__Your objective__
On the basis of the records below, report how many lines contain the word "jikexueyuan". Nothing else should be given.

__Entries provided__

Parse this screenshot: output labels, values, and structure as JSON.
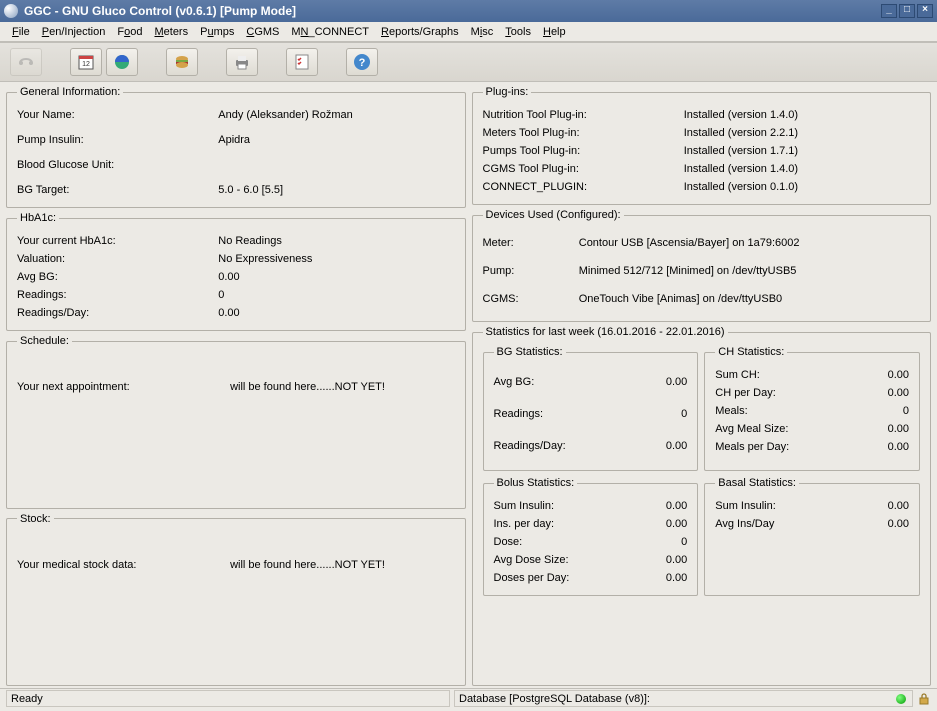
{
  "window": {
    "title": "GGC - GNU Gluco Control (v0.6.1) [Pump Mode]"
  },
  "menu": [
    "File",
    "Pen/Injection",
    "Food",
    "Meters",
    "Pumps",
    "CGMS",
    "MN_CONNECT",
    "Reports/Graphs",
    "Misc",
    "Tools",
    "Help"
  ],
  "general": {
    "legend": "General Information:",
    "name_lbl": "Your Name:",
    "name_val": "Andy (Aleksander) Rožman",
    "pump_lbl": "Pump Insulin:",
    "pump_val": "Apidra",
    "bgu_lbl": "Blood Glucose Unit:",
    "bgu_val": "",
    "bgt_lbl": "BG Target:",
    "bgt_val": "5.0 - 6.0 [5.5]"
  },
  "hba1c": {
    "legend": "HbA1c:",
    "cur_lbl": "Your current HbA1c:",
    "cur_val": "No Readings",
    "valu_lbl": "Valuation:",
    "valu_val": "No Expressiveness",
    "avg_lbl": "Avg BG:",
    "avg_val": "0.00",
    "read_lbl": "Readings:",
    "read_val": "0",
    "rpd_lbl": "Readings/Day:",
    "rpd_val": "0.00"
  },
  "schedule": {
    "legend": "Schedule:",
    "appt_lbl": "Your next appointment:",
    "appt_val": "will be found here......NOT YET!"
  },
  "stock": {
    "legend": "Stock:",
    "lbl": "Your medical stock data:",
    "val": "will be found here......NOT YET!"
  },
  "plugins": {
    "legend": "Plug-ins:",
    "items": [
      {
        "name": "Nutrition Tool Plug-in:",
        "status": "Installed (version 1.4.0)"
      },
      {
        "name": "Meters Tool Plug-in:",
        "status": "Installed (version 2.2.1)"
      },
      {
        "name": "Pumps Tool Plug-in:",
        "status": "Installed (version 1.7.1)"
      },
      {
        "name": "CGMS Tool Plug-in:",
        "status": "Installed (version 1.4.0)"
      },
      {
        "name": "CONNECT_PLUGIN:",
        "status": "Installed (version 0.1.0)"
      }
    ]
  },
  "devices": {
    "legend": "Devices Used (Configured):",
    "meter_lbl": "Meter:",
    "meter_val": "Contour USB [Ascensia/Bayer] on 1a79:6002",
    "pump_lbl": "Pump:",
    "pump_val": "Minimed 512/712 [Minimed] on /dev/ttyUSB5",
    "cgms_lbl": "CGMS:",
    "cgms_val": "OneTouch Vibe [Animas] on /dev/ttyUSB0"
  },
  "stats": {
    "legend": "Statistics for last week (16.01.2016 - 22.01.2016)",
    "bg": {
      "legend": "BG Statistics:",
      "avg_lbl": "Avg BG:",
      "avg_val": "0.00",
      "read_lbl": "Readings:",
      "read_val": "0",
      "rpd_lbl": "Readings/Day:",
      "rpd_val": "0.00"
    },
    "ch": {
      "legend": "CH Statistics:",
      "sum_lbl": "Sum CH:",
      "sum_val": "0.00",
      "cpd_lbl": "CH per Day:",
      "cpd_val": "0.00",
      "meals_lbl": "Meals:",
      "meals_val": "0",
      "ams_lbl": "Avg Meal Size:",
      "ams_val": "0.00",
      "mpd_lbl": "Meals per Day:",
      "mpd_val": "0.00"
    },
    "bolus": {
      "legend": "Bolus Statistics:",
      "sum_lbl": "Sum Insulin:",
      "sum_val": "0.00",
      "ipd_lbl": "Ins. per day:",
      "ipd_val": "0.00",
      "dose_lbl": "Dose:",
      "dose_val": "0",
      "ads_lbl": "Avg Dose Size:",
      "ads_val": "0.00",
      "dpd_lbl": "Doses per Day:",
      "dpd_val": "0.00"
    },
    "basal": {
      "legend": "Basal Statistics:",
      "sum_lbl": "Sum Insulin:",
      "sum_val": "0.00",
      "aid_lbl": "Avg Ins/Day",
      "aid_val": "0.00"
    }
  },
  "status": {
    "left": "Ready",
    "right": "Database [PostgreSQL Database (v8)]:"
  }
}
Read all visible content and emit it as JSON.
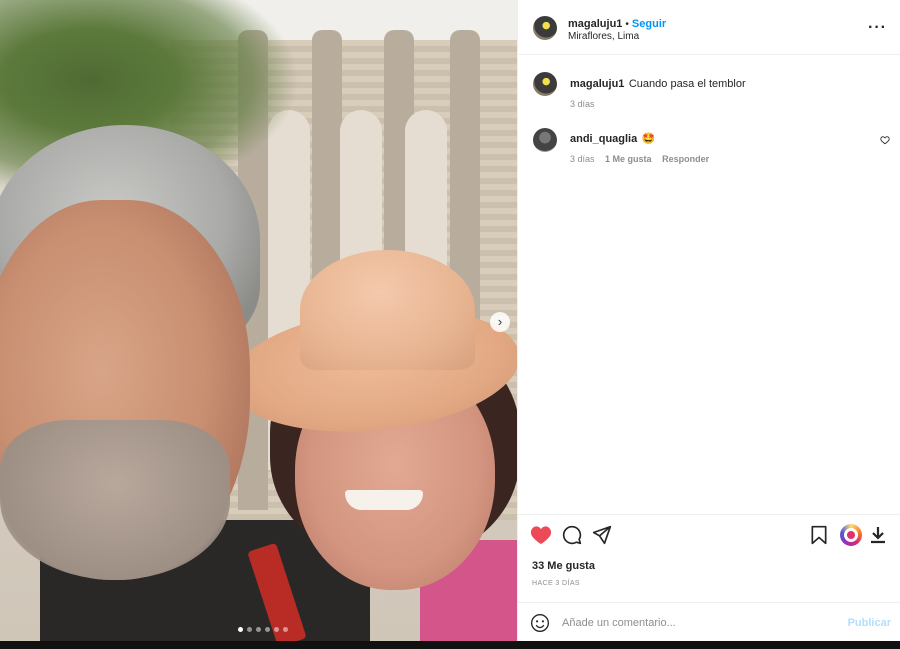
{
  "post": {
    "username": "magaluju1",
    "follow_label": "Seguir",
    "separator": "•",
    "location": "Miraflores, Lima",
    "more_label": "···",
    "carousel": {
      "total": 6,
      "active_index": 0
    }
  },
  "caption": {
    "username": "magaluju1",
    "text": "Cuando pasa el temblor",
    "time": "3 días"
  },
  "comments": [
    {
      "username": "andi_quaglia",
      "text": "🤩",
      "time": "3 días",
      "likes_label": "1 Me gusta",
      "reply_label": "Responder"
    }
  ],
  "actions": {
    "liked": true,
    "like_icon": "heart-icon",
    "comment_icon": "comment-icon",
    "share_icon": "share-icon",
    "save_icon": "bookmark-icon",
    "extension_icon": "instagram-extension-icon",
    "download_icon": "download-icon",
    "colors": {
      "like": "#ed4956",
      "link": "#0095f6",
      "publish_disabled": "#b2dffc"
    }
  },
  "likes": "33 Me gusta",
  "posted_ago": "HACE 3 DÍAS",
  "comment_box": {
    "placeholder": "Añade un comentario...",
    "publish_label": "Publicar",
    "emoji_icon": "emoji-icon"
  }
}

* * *

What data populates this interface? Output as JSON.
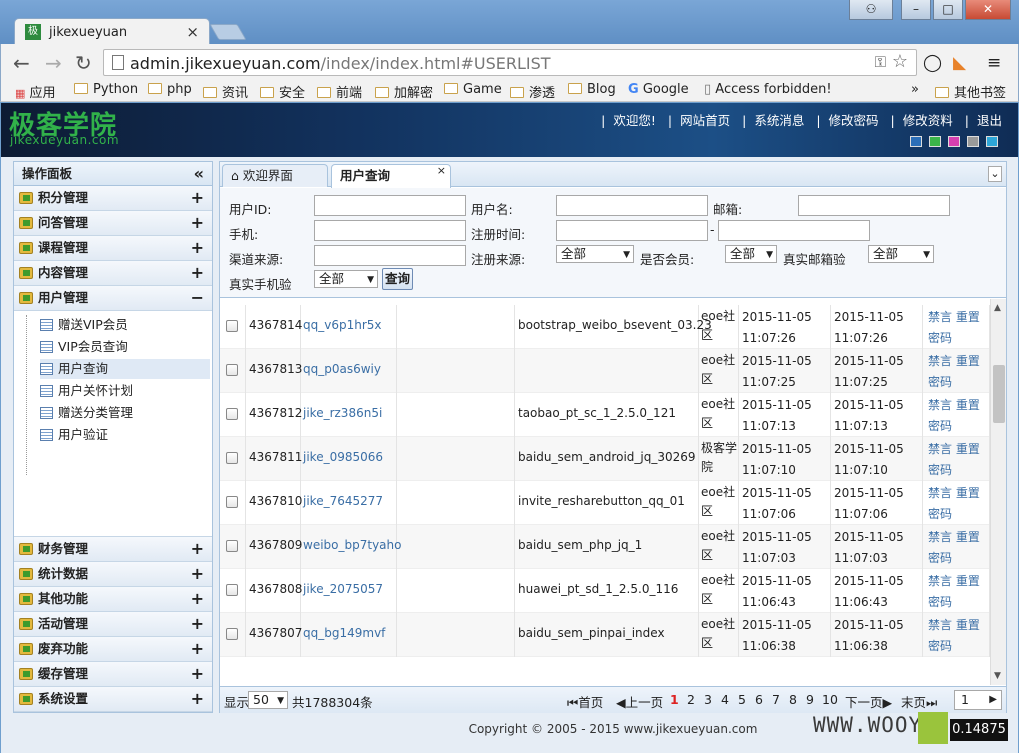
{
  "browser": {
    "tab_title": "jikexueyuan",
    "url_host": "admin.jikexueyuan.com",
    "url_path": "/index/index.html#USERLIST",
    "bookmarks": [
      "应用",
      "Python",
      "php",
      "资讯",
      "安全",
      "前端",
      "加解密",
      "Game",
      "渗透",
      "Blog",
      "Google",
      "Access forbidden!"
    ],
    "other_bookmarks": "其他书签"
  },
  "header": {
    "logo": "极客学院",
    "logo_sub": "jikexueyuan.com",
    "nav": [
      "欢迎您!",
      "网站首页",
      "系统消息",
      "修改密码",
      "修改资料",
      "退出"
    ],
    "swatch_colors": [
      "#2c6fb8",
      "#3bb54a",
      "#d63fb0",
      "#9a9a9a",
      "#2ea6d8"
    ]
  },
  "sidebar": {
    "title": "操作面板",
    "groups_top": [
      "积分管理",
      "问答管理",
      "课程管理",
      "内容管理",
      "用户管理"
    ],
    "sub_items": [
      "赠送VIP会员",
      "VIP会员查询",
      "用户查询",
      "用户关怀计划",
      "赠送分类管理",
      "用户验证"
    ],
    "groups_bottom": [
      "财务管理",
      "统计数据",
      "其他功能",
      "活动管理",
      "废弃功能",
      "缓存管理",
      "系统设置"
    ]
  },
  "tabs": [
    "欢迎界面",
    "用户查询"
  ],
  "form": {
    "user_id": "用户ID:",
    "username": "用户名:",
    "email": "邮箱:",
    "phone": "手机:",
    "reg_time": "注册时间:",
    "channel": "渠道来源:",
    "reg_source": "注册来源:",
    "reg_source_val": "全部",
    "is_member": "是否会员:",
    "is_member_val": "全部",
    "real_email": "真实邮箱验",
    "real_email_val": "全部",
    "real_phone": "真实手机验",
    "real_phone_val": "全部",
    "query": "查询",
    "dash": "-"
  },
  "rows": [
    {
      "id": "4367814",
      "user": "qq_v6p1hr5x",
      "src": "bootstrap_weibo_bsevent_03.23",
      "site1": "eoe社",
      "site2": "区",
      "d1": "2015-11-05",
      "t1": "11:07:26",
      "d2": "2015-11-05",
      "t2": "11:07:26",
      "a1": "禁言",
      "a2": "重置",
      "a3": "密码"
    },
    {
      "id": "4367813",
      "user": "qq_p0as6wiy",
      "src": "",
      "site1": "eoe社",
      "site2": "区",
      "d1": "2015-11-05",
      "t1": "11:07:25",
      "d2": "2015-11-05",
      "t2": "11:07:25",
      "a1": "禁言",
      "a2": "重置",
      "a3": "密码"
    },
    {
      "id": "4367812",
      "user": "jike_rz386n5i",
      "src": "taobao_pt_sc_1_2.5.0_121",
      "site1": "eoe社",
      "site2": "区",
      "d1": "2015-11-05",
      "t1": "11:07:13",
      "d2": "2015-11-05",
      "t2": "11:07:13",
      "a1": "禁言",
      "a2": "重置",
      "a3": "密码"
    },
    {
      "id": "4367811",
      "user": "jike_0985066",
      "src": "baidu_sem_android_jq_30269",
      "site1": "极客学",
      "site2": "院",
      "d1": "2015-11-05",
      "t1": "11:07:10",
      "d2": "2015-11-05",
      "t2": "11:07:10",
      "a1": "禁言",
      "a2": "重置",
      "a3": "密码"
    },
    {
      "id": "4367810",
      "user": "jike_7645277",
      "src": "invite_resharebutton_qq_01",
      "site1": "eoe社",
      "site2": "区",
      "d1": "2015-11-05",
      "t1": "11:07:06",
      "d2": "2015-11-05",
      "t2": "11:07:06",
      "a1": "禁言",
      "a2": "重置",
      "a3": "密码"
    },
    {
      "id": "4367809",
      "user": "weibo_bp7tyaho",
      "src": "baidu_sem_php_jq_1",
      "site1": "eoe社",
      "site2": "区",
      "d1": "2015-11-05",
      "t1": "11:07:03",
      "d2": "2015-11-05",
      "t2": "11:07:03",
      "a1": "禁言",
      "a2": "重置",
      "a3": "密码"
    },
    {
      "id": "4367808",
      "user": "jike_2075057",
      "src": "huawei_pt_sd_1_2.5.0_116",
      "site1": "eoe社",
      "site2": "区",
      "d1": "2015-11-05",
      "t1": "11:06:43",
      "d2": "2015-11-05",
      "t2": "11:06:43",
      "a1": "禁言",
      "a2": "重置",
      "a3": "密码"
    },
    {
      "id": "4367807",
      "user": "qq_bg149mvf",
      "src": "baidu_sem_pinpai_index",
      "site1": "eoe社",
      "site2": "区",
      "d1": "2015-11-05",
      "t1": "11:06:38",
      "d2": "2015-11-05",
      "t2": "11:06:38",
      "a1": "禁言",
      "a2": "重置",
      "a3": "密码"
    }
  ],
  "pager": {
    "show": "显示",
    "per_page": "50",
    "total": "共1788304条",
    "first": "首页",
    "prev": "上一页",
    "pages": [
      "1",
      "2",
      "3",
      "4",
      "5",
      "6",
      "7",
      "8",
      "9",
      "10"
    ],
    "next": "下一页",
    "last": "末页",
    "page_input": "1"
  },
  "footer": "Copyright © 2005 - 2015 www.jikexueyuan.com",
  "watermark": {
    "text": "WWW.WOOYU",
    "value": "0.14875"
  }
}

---

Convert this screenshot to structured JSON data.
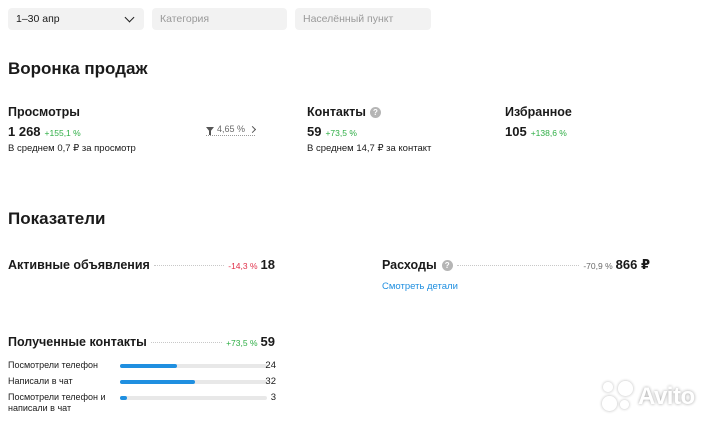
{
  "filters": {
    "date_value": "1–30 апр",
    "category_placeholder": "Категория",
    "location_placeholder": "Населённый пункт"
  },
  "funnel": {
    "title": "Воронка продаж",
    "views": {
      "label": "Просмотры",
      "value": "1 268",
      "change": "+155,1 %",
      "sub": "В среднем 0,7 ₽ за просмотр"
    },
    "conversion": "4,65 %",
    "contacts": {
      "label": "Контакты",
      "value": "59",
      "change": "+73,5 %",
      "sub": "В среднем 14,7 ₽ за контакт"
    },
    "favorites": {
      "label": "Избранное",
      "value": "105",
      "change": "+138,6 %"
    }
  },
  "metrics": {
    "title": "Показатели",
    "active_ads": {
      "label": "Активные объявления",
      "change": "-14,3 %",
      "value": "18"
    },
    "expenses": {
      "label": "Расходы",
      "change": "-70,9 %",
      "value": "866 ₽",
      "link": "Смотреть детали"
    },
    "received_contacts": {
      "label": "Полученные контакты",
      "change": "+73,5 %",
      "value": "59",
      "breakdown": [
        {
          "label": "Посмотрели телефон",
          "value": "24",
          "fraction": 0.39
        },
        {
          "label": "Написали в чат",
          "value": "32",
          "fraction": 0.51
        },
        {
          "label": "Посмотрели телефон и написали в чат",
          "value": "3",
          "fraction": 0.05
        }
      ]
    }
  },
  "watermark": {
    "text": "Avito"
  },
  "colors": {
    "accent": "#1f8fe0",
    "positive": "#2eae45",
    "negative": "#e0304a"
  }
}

__Solution to this problem__
4